The Moon is kind of spoiling it a bit, but I’ve been seeing them here in my light-polluted suburb; if you have clear skies where you are, take fifteen minutes or half an hour or so to lie on the lawn and look at the sky. 😉 The Perseids are a fairly spread-out shower, so if tonight is a bust, give tomorrow a go, or even the night after.
Or, if the weather’s never gonna cooperate, there’s another way to observe them: by listening for the radio echoes as they trail plasma through the upper atmosphere. Here are a couple of live meteor radio streams you can listen to:
This one has the radio data represented visually rather than audibly:
This is debris from Comet Halley, the most famous of all short-period comets. Dawn this morning was actually the best time to look, but it’s a fairly drawn-out shower, so tomorrow morning should be worth a look-see as well, if your weather is cooperating — though bear in mind that it’s not one of the heavier showers. You might see a handful in a hour, or 25 if you’re very lucky and in a very nice dark sky location. The radiant point of this shower is in the constellation Orion, which is one of the easiest to recognize in the night sky. If you are looking at Orion, and his belt is in the middle with Betelgeuse (the reddish one) to the upper left, the radiant will be up and to the left of there.
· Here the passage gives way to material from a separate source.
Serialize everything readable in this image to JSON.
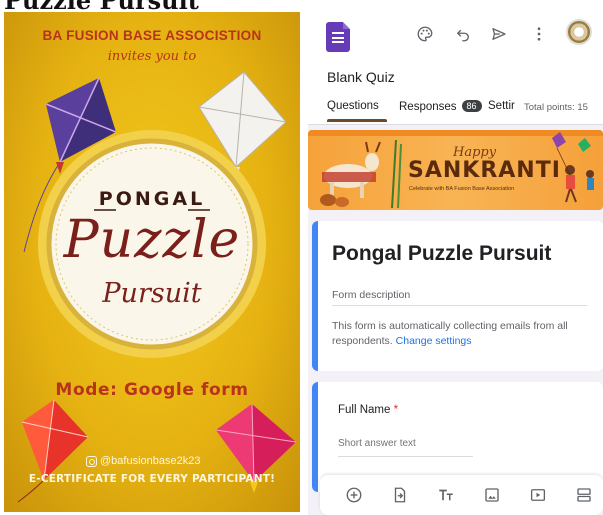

Viewers reported a very disappointing performance by the meteor shower (peaking at 5-10 visible meteors per hour in dark sky sites), but in fact it really was as intense as predicted — it’s just that since nobody could know ahead of time how big the particles were, nobody knew they’d be too small to be seen. The vast majority of meteors detected by sensors were 6th-7th magnitude, too faint to be seen even under the darkest of dark skies. But radar tracking sites detected an intense burst of meteors all the same, as that can detect them even when they are extremely faint. The bright pink spot to the north in this image is the Camelopardalids, detected by the Canadian Meteor Orbit Radar.
So they were there after all, but don’t stay up late to see them the next time they come around. 😉
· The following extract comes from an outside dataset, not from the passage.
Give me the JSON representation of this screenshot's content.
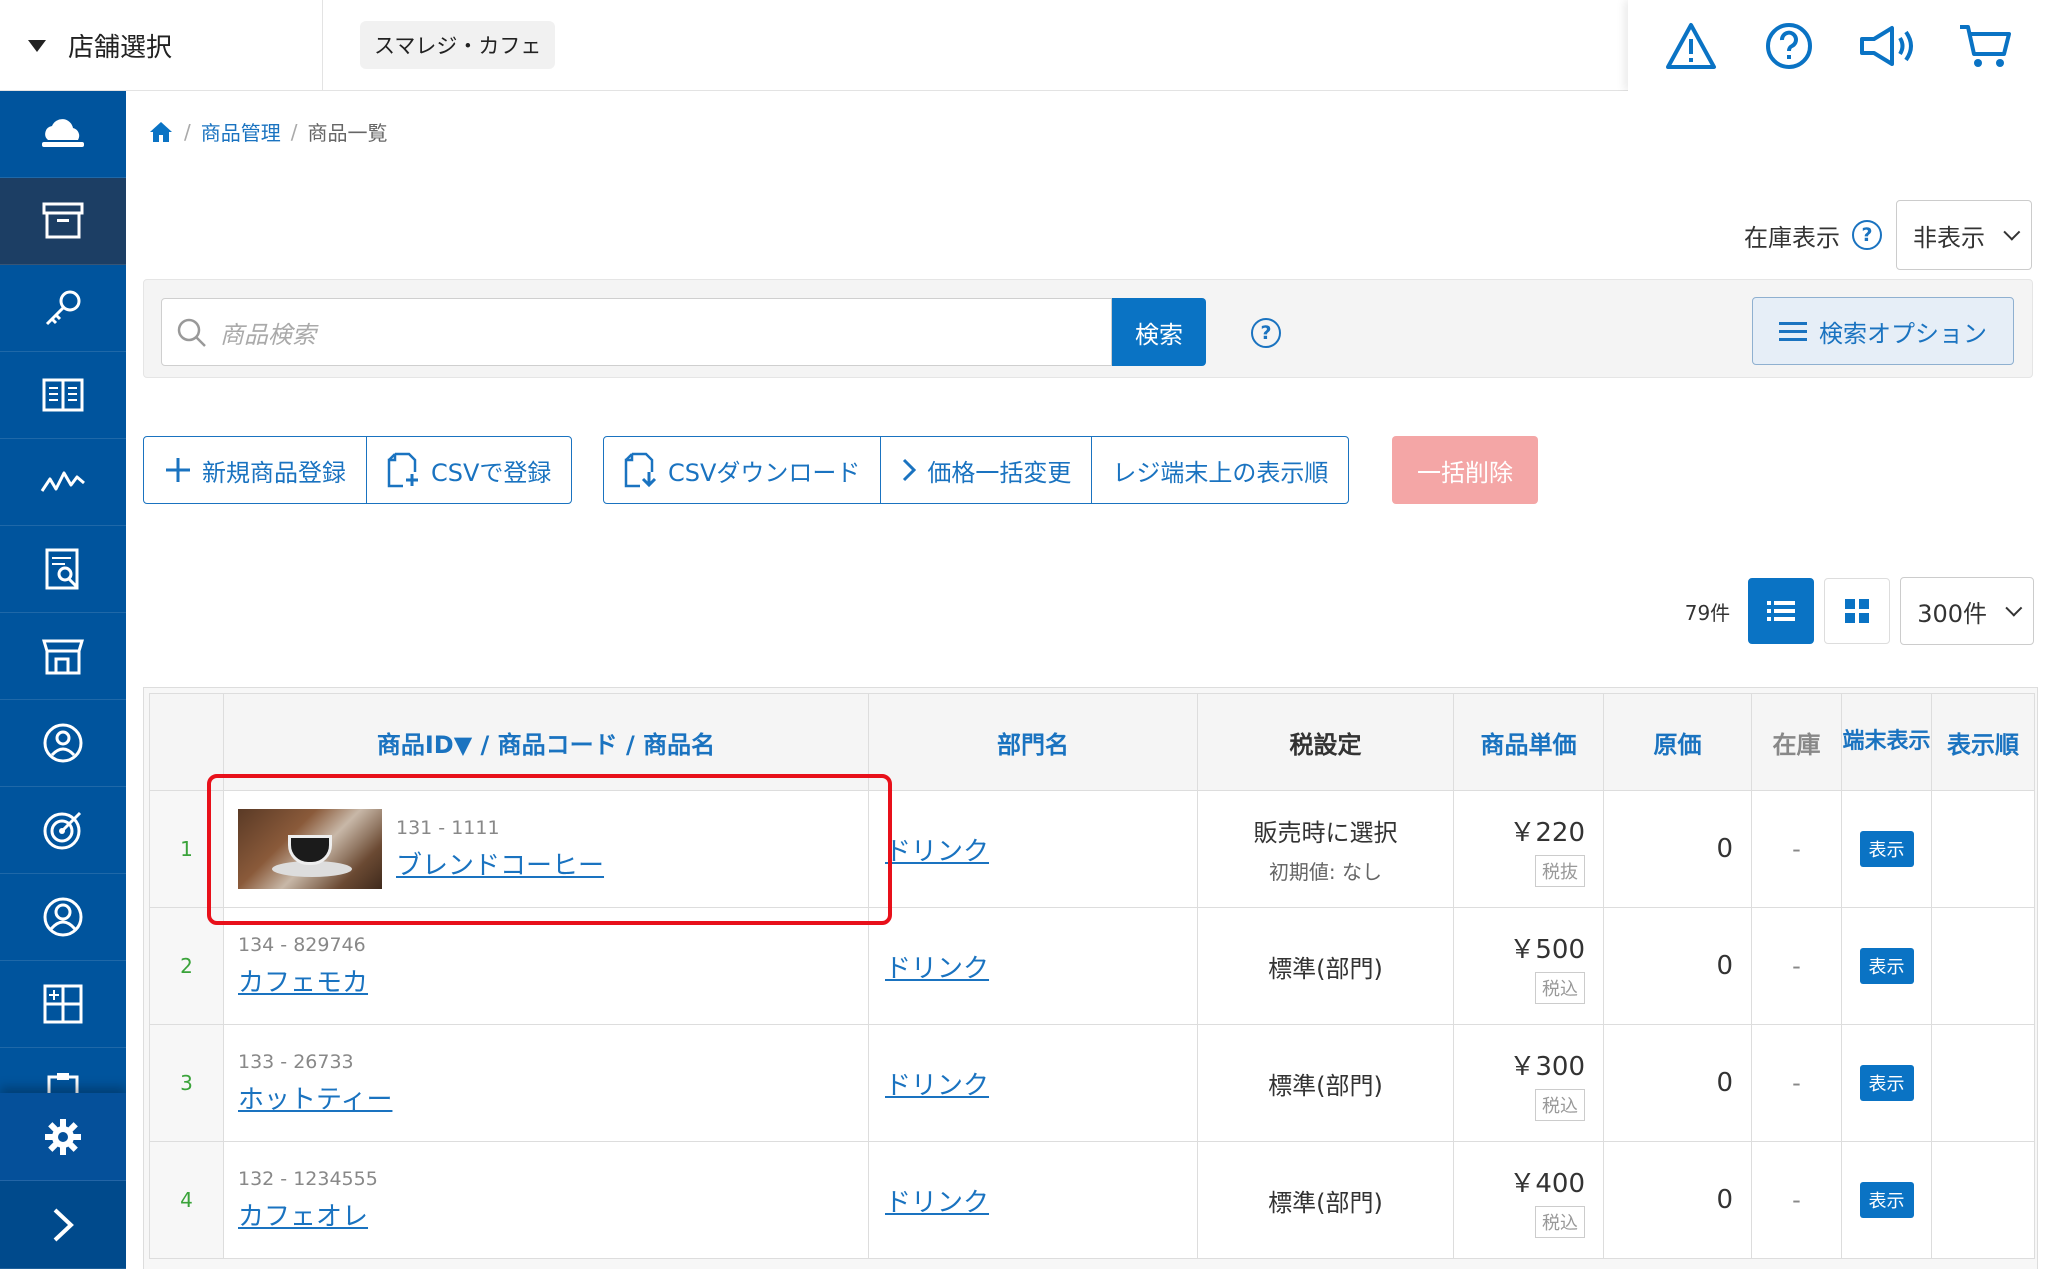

Well, a possible new shower; since this debris stream has never been encountered by the Earth before, we don’t really know what it will be like. But some advance models suggest it could be quite spectacular! So if the weather permits on the evening of May 24, go outside and look. 😉 Scientists are calling this shower the May Camelopardalids, since they’ll seem to originate in Camelopardalis, and it’s a stream of debris from Comet 209P/LINEAR. Will it be spectacular or will it be a dud? Only one way to tell; go look. 😉
NASA Science News: A New Meteor Shower In May?
Have you ever seen a shooting star? If you haven’t, now’s a good time to fix that. Every year, Earth passes through a stream of debris from Comet Swift-Tuttle, and NASA’s Meteoroid Environment Office is already reporting hits. (Hits to our atmosphere, that is. The debris is so tiny that it doesn’t reach the ground.) Because of Earth’s motion relative to the debris stream, the meteor trails all appear to point to the constellation Perseus, so this particular shower is called the Perseids. The Perseids are one of the most reliable meteor showers of all, typically maxing out at 100 per hour. (We’re not to that point yet; the peak of the shower is predicted for the night of August 12-13.) And it’s the best shower that occurs in summer, when it’s actually pleasant to lie out under the stars. 😉
To watch meteors, you do not need a telescope. In fact, you don’t *want* a telescope for this, because it’s no good for meteor viewing. You want to see as much sky as possible at once, so what you want to do is spread a blanket out on the ground and lie on your back, or use a reclining lawn chair. Get comfortable, and wait. If you can find a particularly dark sky for this, you’ll see more meteors, since light pollution can wash out fainter meteors.
For more information, NASA has a nice article about why the Perseids are so reliable, Spaceweather.com has a live gallery of user-submitted images of meteors, and Space Weather Radio will let you hear live radar returns from incoming Perseids — the only way to observe them in daylight, or when it’s cloudy.